The Supreme Court replaced the death qualification standards of Witherspoon with the standards of Wainwright v. Witt. The Witt standard gave more discretion to the judge in death qualification. The judge decides whether the jurors’ attitudes toward the death penalty would “prevent or substantially impair” their ability to decide on sentence fairly. This decision broadened the range of people who could be excluded by death qualification.
Lockhart v. McCree (1986)
In Lockhart v. McCree, the results of the empirical research on the effects of death-qualification came before the Supreme Court. The court held that the process of death-qualification does not unconstitutionally bias juries towards a verdict of guilt. Justice Rehnquist criticized the research, but ultimately the Court held that general empirical research could not decide the issue; instead, a defendant would have to demonstrate that his or her own jury was biased.
Uttecht v. Brown (2007)
The Supreme Court held that when a capital juror is disqualified and that decision is challenged on appeal, the court should generally defer to the decision of the trial judge who was in a position to observe the juror’s demeanor. In a 5-4 decision, the Supreme Court upheld a trial judge’s exclusion of a juror who had expressed some hesitation about imposing the death penalty, but was not totally opposed to it. The juror from the state of Washington stated on six occasions during voir dire that he could follow the law on applying the death penalty.

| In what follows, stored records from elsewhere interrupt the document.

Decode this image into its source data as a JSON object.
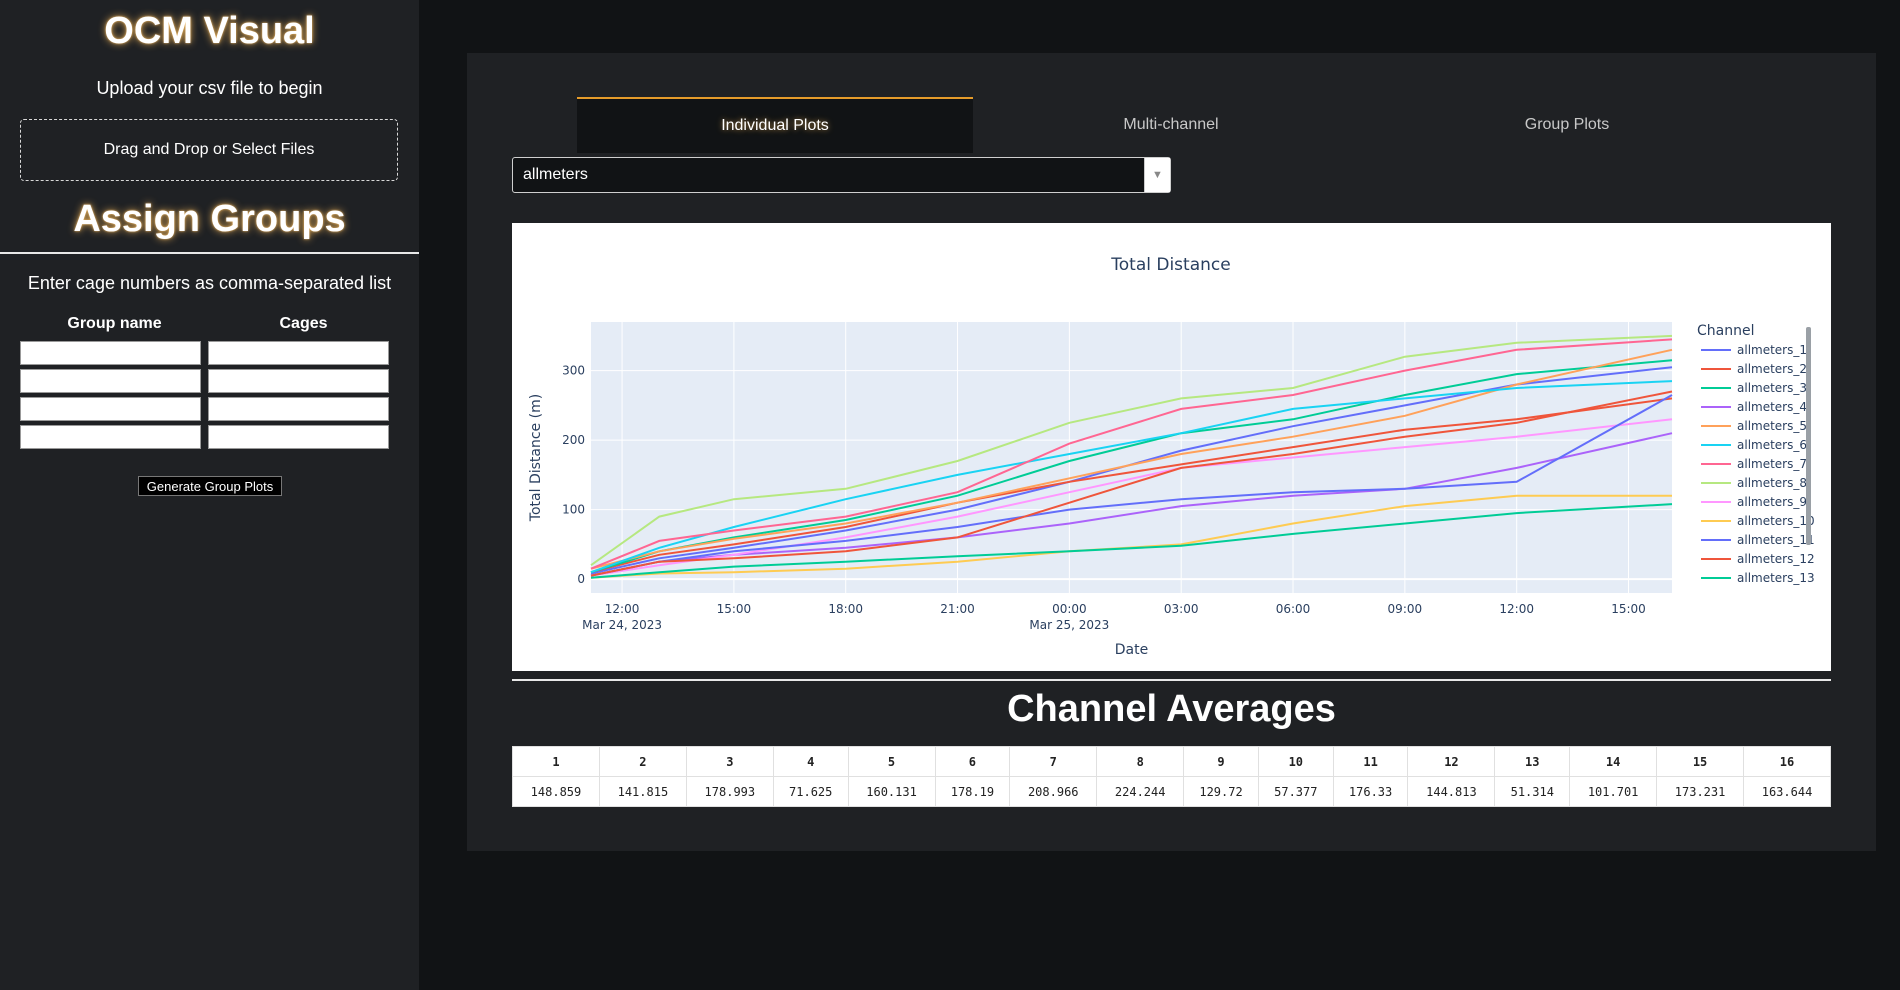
{
  "sidebar": {
    "title": "OCM Visual",
    "upload_prompt": "Upload your csv file to begin",
    "upload_box": "Drag and Drop or Select Files",
    "assign_title": "Assign Groups",
    "instructions": "Enter cage numbers as comma-separated list",
    "col_group": "Group name",
    "col_cages": "Cages",
    "button": "Generate Group Plots"
  },
  "tabs": [
    {
      "label": "Individual Plots",
      "active": true
    },
    {
      "label": "Multi-channel",
      "active": false
    },
    {
      "label": "Group Plots",
      "active": false
    }
  ],
  "dataset_select": {
    "value": "allmeters"
  },
  "chart_data": {
    "type": "line",
    "title": "Total Distance",
    "xlabel": "Date",
    "ylabel": "Total Distance (m)",
    "x_range": [
      "2023-03-24 11:10",
      "2023-03-25 16:10"
    ],
    "ylim": [
      -20,
      370
    ],
    "x_ticks": [
      {
        "t": "2023-03-24 12:00",
        "label": "12:00",
        "sub": "Mar 24, 2023"
      },
      {
        "t": "2023-03-24 15:00",
        "label": "15:00",
        "sub": ""
      },
      {
        "t": "2023-03-24 18:00",
        "label": "18:00",
        "sub": ""
      },
      {
        "t": "2023-03-24 21:00",
        "label": "21:00",
        "sub": ""
      },
      {
        "t": "2023-03-25 00:00",
        "label": "00:00",
        "sub": "Mar 25, 2023"
      },
      {
        "t": "2023-03-25 03:00",
        "label": "03:00",
        "sub": ""
      },
      {
        "t": "2023-03-25 06:00",
        "label": "06:00",
        "sub": ""
      },
      {
        "t": "2023-03-25 09:00",
        "label": "09:00",
        "sub": ""
      },
      {
        "t": "2023-03-25 12:00",
        "label": "12:00",
        "sub": ""
      },
      {
        "t": "2023-03-25 15:00",
        "label": "15:00",
        "sub": ""
      }
    ],
    "y_ticks": [
      0,
      100,
      200,
      300
    ],
    "legend_title": "Channel",
    "legend_position": "right",
    "grid": true,
    "x": [
      "2023-03-24 11:10",
      "2023-03-24 13:00",
      "2023-03-24 15:00",
      "2023-03-24 18:00",
      "2023-03-24 21:00",
      "2023-03-25 00:00",
      "2023-03-25 03:00",
      "2023-03-25 06:00",
      "2023-03-25 09:00",
      "2023-03-25 12:00",
      "2023-03-25 16:10"
    ],
    "series": [
      {
        "name": "allmeters_1",
        "color": "#636efa",
        "values": [
          8,
          30,
          45,
          70,
          100,
          140,
          185,
          220,
          250,
          280,
          305
        ]
      },
      {
        "name": "allmeters_2",
        "color": "#ef553b",
        "values": [
          10,
          35,
          50,
          75,
          110,
          140,
          165,
          190,
          215,
          230,
          260
        ]
      },
      {
        "name": "allmeters_3",
        "color": "#00cc96",
        "values": [
          10,
          40,
          60,
          85,
          120,
          170,
          210,
          230,
          265,
          295,
          315
        ]
      },
      {
        "name": "allmeters_4",
        "color": "#ab63fa",
        "values": [
          5,
          25,
          35,
          45,
          60,
          80,
          105,
          120,
          130,
          160,
          210
        ]
      },
      {
        "name": "allmeters_5",
        "color": "#ffa15a",
        "values": [
          15,
          40,
          58,
          80,
          110,
          145,
          180,
          205,
          235,
          280,
          330
        ]
      },
      {
        "name": "allmeters_6",
        "color": "#19d3f3",
        "values": [
          10,
          45,
          75,
          115,
          150,
          180,
          210,
          245,
          260,
          275,
          285
        ]
      },
      {
        "name": "allmeters_7",
        "color": "#ff6692",
        "values": [
          15,
          55,
          70,
          90,
          125,
          195,
          245,
          265,
          300,
          330,
          345
        ]
      },
      {
        "name": "allmeters_8",
        "color": "#b6e880",
        "values": [
          20,
          90,
          115,
          130,
          170,
          225,
          260,
          275,
          320,
          340,
          350
        ]
      },
      {
        "name": "allmeters_9",
        "color": "#ff97ff",
        "values": [
          5,
          20,
          35,
          60,
          90,
          125,
          160,
          175,
          190,
          205,
          230
        ]
      },
      {
        "name": "allmeters_10",
        "color": "#fecb52",
        "values": [
          2,
          8,
          10,
          15,
          25,
          40,
          50,
          80,
          105,
          120,
          120
        ]
      },
      {
        "name": "allmeters_11",
        "color": "#636efa",
        "values": [
          5,
          25,
          40,
          55,
          75,
          100,
          115,
          125,
          130,
          140,
          265
        ]
      },
      {
        "name": "allmeters_12",
        "color": "#ef553b",
        "values": [
          5,
          25,
          30,
          40,
          60,
          110,
          160,
          180,
          205,
          225,
          270
        ]
      },
      {
        "name": "allmeters_13",
        "color": "#00cc96",
        "values": [
          2,
          10,
          18,
          25,
          33,
          40,
          48,
          65,
          80,
          95,
          108
        ]
      }
    ]
  },
  "averages": {
    "title": "Channel Averages",
    "headers": [
      "1",
      "2",
      "3",
      "4",
      "5",
      "6",
      "7",
      "8",
      "9",
      "10",
      "11",
      "12",
      "13",
      "14",
      "15",
      "16"
    ],
    "values": [
      "148.859",
      "141.815",
      "178.993",
      "71.625",
      "160.131",
      "178.19",
      "208.966",
      "224.244",
      "129.72",
      "57.377",
      "176.33",
      "144.813",
      "51.314",
      "101.701",
      "173.231",
      "163.644"
    ]
  }
}
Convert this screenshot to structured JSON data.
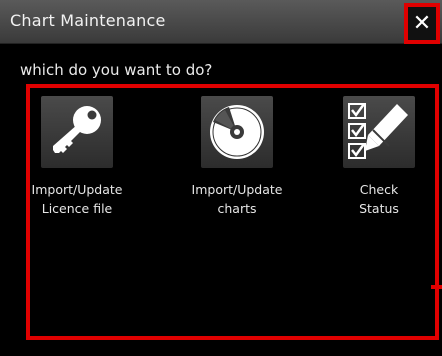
{
  "window": {
    "title": "Chart Maintenance"
  },
  "controls": {
    "close_glyph": "✕"
  },
  "prompt": "which do you want to do?",
  "options": [
    {
      "label": "Import/Update\nLicence file",
      "icon": "key-icon"
    },
    {
      "label": "Import/Update\ncharts",
      "icon": "disc-icon"
    },
    {
      "label": "Check\nStatus",
      "icon": "checklist-pencil-icon"
    }
  ],
  "colors": {
    "highlight": "#e00000",
    "background": "#000000",
    "titlebar": "#4a4a4a"
  }
}
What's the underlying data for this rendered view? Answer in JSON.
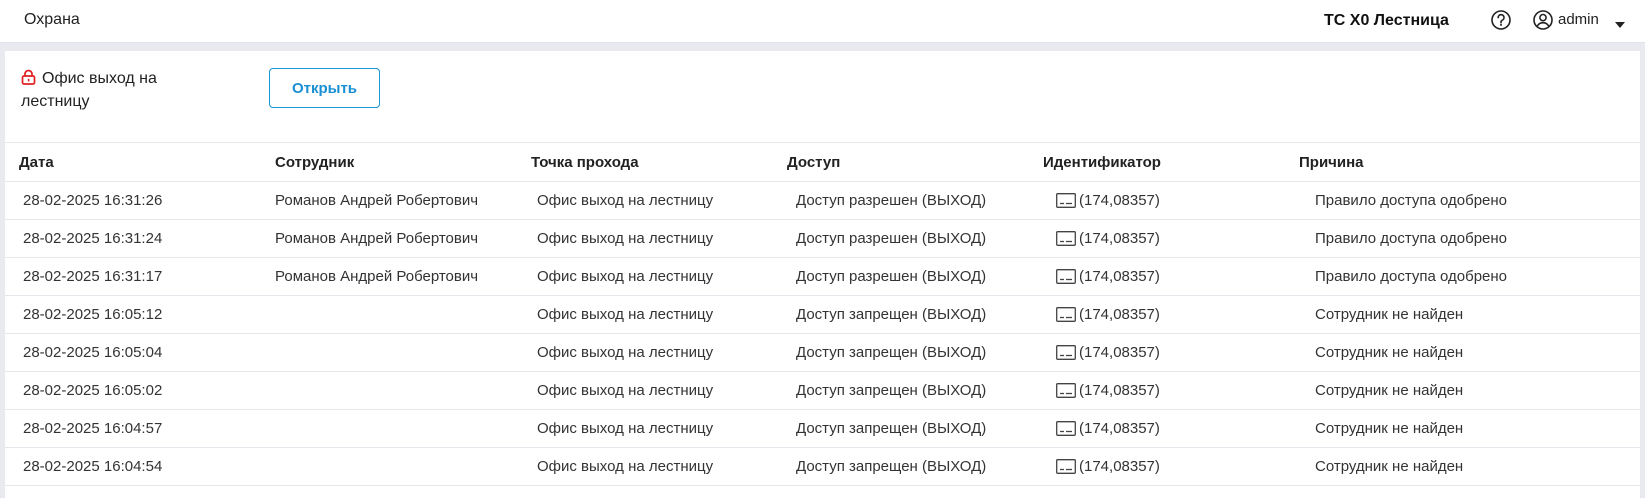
{
  "topbar": {
    "app_title": "Охрана",
    "site_name": "ТС Х0 Лестница",
    "help_icon": "question-circle-icon",
    "user_icon": "user-circle-icon",
    "user_name": "admin",
    "menu_icon": "caret-down-icon"
  },
  "door": {
    "lock_icon": "lock-icon",
    "lock_color": "#e02020",
    "name": "Офис выход на лестницу",
    "open_button_label": "Открыть",
    "accent_color": "#1a95d6"
  },
  "table": {
    "columns": [
      "Дата",
      "Сотрудник",
      "Точка прохода",
      "Доступ",
      "Идентификатор",
      "Причина"
    ],
    "id_icon": "card-icon",
    "rows": [
      {
        "date": "28-02-2025 16:31:26",
        "employee": "Романов Андрей Робертович",
        "point": "Офис выход на лестницу",
        "access": "Доступ разрешен (ВЫХОД)",
        "identifier": "(174,08357)",
        "reason": "Правило доступа одобрено"
      },
      {
        "date": "28-02-2025 16:31:24",
        "employee": "Романов Андрей Робертович",
        "point": "Офис выход на лестницу",
        "access": "Доступ разрешен (ВЫХОД)",
        "identifier": "(174,08357)",
        "reason": "Правило доступа одобрено"
      },
      {
        "date": "28-02-2025 16:31:17",
        "employee": "Романов Андрей Робертович",
        "point": "Офис выход на лестницу",
        "access": "Доступ разрешен (ВЫХОД)",
        "identifier": "(174,08357)",
        "reason": "Правило доступа одобрено"
      },
      {
        "date": "28-02-2025 16:05:12",
        "employee": "",
        "point": "Офис выход на лестницу",
        "access": "Доступ запрещен (ВЫХОД)",
        "identifier": "(174,08357)",
        "reason": "Сотрудник не найден"
      },
      {
        "date": "28-02-2025 16:05:04",
        "employee": "",
        "point": "Офис выход на лестницу",
        "access": "Доступ запрещен (ВЫХОД)",
        "identifier": "(174,08357)",
        "reason": "Сотрудник не найден"
      },
      {
        "date": "28-02-2025 16:05:02",
        "employee": "",
        "point": "Офис выход на лестницу",
        "access": "Доступ запрещен (ВЫХОД)",
        "identifier": "(174,08357)",
        "reason": "Сотрудник не найден"
      },
      {
        "date": "28-02-2025 16:04:57",
        "employee": "",
        "point": "Офис выход на лестницу",
        "access": "Доступ запрещен (ВЫХОД)",
        "identifier": "(174,08357)",
        "reason": "Сотрудник не найден"
      },
      {
        "date": "28-02-2025 16:04:54",
        "employee": "",
        "point": "Офис выход на лестницу",
        "access": "Доступ запрещен (ВЫХОД)",
        "identifier": "(174,08357)",
        "reason": "Сотрудник не найден"
      }
    ]
  }
}
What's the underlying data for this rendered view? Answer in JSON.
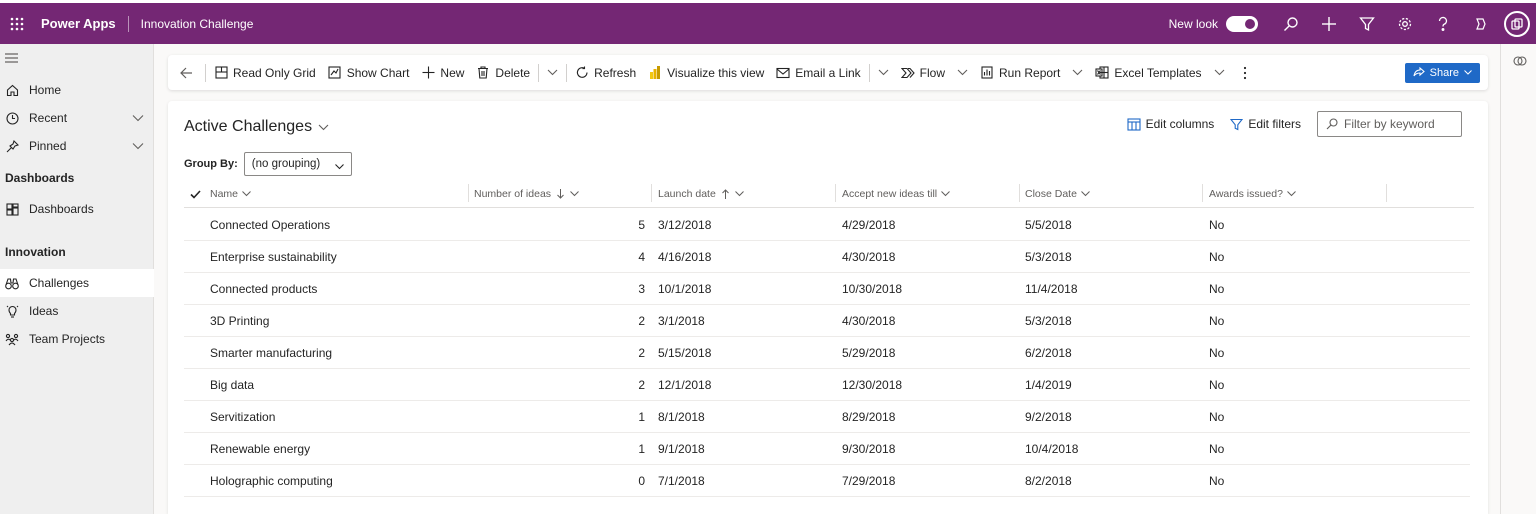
{
  "topbar": {
    "app_name": "Power Apps",
    "environment": "Innovation Challenge",
    "new_look_label": "New look",
    "new_look_enabled": true,
    "icons": [
      "waffle-icon",
      "search-icon",
      "add-icon",
      "filter-icon",
      "settings-icon",
      "help-icon",
      "copilot-icon",
      "account-icon"
    ],
    "background": "#742774"
  },
  "sidebar": {
    "items_top": [
      {
        "label": "Home",
        "icon": "home-icon"
      },
      {
        "label": "Recent",
        "icon": "clock-icon",
        "expandable": true
      },
      {
        "label": "Pinned",
        "icon": "pin-icon",
        "expandable": true
      }
    ],
    "group_dashboards": "Dashboards",
    "dashboards_item": {
      "label": "Dashboards",
      "icon": "dashboard-icon"
    },
    "group_innovation": "Innovation",
    "innovation_items": [
      {
        "label": "Challenges",
        "icon": "binoculars-icon",
        "selected": true
      },
      {
        "label": "Ideas",
        "icon": "lightbulb-icon"
      },
      {
        "label": "Team Projects",
        "icon": "team-icon"
      }
    ]
  },
  "commandbar": {
    "read_only_grid": "Read Only Grid",
    "show_chart": "Show Chart",
    "new": "New",
    "delete": "Delete",
    "refresh": "Refresh",
    "visualize": "Visualize this view",
    "email_link": "Email a Link",
    "flow": "Flow",
    "run_report": "Run Report",
    "excel_templates": "Excel Templates",
    "share": "Share",
    "accent": "#1f69c7"
  },
  "view": {
    "title": "Active Challenges",
    "edit_columns": "Edit columns",
    "edit_filters": "Edit filters",
    "filter_placeholder": "Filter by keyword",
    "group_by_label": "Group By:",
    "group_by_value": "(no grouping)"
  },
  "grid": {
    "columns": [
      {
        "label": "Name",
        "sort": ""
      },
      {
        "label": "Number of ideas",
        "sort": "desc"
      },
      {
        "label": "Launch date",
        "sort": "asc"
      },
      {
        "label": "Accept new ideas till",
        "sort": ""
      },
      {
        "label": "Close Date",
        "sort": ""
      },
      {
        "label": "Awards issued?",
        "sort": ""
      }
    ],
    "rows": [
      {
        "name": "Connected Operations",
        "ideas": "5",
        "launch": "3/12/2018",
        "accept": "4/29/2018",
        "close": "5/5/2018",
        "awards": "No"
      },
      {
        "name": "Enterprise sustainability",
        "ideas": "4",
        "launch": "4/16/2018",
        "accept": "4/30/2018",
        "close": "5/3/2018",
        "awards": "No"
      },
      {
        "name": "Connected products",
        "ideas": "3",
        "launch": "10/1/2018",
        "accept": "10/30/2018",
        "close": "11/4/2018",
        "awards": "No"
      },
      {
        "name": "3D Printing",
        "ideas": "2",
        "launch": "3/1/2018",
        "accept": "4/30/2018",
        "close": "5/3/2018",
        "awards": "No"
      },
      {
        "name": "Smarter manufacturing",
        "ideas": "2",
        "launch": "5/15/2018",
        "accept": "5/29/2018",
        "close": "6/2/2018",
        "awards": "No"
      },
      {
        "name": "Big data",
        "ideas": "2",
        "launch": "12/1/2018",
        "accept": "12/30/2018",
        "close": "1/4/2019",
        "awards": "No"
      },
      {
        "name": "Servitization",
        "ideas": "1",
        "launch": "8/1/2018",
        "accept": "8/29/2018",
        "close": "9/2/2018",
        "awards": "No"
      },
      {
        "name": "Renewable energy",
        "ideas": "1",
        "launch": "9/1/2018",
        "accept": "9/30/2018",
        "close": "10/4/2018",
        "awards": "No"
      },
      {
        "name": "Holographic computing",
        "ideas": "0",
        "launch": "7/1/2018",
        "accept": "7/29/2018",
        "close": "8/2/2018",
        "awards": "No"
      }
    ]
  }
}
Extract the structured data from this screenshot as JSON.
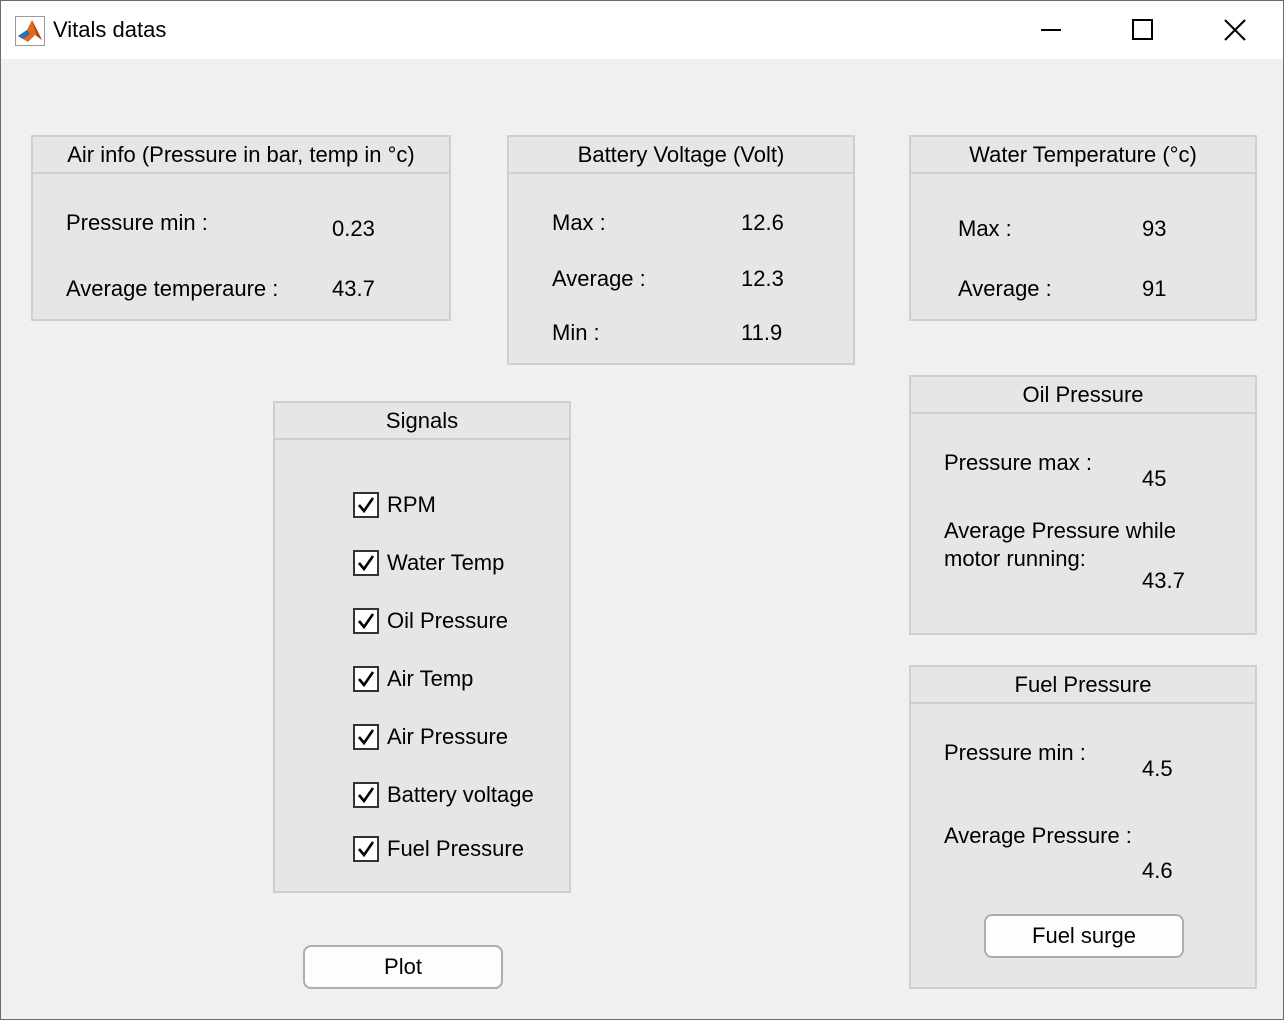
{
  "window": {
    "title": "Vitals datas",
    "icon": "matlab-icon"
  },
  "air_panel": {
    "title": "Air info (Pressure in bar, temp in °c)",
    "pressure_min_label": "Pressure min :",
    "pressure_min_value": "0.23",
    "avg_temp_label": "Average temperaure :",
    "avg_temp_value": "43.7"
  },
  "battery_panel": {
    "title": "Battery Voltage (Volt)",
    "max_label": "Max :",
    "max_value": "12.6",
    "avg_label": "Average :",
    "avg_value": "12.3",
    "min_label": "Min :",
    "min_value": "11.9"
  },
  "water_panel": {
    "title": "Water Temperature (°c)",
    "max_label": "Max :",
    "max_value": "93",
    "avg_label": "Average :",
    "avg_value": "91"
  },
  "oil_panel": {
    "title": "Oil Pressure",
    "max_label": "Pressure max :",
    "max_value": "45",
    "avg_label_line1": "Average Pressure while",
    "avg_label_line2": "motor running:",
    "avg_value": "43.7"
  },
  "fuel_panel": {
    "title": "Fuel Pressure",
    "min_label": "Pressure min :",
    "min_value": "4.5",
    "avg_label": "Average Pressure :",
    "avg_value": "4.6",
    "surge_button": "Fuel surge"
  },
  "signals_panel": {
    "title": "Signals",
    "items": [
      {
        "label": "RPM",
        "checked": true
      },
      {
        "label": "Water Temp",
        "checked": true
      },
      {
        "label": "Oil Pressure",
        "checked": true
      },
      {
        "label": "Air Temp",
        "checked": true
      },
      {
        "label": "Air Pressure",
        "checked": true
      },
      {
        "label": "Battery voltage",
        "checked": true
      },
      {
        "label": "Fuel Pressure",
        "checked": true
      }
    ]
  },
  "plot_button": "Plot"
}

However, some of his other statements were equivocal and the judge excused him from jury service.